» **Items listed in a dataset**
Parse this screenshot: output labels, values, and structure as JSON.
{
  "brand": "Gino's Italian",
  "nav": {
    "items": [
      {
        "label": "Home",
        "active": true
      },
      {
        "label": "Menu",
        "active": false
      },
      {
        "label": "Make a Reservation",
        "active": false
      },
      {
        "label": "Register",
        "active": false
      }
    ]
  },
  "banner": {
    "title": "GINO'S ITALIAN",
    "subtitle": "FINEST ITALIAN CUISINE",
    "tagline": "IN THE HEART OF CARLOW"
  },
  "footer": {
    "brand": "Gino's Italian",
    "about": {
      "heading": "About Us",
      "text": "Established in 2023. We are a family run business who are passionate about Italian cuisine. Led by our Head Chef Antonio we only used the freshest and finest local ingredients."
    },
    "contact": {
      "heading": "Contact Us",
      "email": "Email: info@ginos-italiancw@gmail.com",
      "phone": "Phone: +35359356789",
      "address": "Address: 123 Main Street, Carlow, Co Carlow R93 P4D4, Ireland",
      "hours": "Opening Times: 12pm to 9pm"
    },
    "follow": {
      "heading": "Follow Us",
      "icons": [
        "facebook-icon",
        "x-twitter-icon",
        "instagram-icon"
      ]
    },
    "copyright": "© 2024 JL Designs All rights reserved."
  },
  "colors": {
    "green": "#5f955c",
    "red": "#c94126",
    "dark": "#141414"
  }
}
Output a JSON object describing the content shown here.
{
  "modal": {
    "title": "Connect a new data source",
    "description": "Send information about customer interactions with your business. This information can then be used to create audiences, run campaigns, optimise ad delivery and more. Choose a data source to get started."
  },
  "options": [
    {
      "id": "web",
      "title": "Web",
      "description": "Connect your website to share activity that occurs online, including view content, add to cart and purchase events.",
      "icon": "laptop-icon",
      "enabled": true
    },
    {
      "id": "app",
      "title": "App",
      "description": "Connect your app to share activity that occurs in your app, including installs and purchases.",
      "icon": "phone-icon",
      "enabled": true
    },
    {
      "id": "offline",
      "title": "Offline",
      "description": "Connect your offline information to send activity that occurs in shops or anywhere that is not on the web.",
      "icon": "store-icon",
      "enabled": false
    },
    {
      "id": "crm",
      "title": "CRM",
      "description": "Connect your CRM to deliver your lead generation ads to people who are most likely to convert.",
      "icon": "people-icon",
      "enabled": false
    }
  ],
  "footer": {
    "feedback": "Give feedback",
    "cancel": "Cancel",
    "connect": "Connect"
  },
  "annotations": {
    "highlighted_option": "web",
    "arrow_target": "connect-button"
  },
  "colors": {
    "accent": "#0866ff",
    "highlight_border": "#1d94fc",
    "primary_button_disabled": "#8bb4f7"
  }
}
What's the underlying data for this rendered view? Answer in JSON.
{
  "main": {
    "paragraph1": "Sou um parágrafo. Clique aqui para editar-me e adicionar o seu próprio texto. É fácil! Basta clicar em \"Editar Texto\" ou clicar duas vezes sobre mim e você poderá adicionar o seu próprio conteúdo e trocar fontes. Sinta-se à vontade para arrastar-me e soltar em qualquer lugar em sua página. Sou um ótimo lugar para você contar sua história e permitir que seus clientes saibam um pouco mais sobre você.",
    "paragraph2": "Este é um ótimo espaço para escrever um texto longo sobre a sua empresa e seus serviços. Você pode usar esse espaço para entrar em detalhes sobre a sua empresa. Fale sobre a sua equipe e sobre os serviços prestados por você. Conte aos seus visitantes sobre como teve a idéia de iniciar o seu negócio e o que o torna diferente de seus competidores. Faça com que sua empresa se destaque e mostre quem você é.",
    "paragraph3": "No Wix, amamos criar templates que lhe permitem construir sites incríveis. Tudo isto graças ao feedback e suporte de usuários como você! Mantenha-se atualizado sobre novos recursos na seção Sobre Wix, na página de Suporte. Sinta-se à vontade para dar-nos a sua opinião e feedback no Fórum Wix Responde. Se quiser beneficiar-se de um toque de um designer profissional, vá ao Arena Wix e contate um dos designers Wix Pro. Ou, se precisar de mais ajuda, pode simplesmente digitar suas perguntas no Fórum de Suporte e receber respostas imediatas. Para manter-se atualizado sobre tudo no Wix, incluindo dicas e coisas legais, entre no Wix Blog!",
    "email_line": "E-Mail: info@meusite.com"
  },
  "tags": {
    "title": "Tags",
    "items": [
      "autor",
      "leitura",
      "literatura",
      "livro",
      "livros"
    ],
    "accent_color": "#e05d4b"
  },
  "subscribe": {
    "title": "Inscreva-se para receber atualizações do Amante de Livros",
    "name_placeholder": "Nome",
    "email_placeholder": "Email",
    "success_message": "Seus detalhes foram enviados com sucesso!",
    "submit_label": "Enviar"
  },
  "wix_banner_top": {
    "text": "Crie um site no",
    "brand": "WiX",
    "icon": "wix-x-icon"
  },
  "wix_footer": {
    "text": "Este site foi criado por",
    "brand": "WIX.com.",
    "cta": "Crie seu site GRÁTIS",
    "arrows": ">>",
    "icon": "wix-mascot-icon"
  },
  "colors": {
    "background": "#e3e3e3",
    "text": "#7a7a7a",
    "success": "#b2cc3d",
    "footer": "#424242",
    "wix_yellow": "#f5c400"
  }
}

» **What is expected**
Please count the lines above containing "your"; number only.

» **Expected output**
5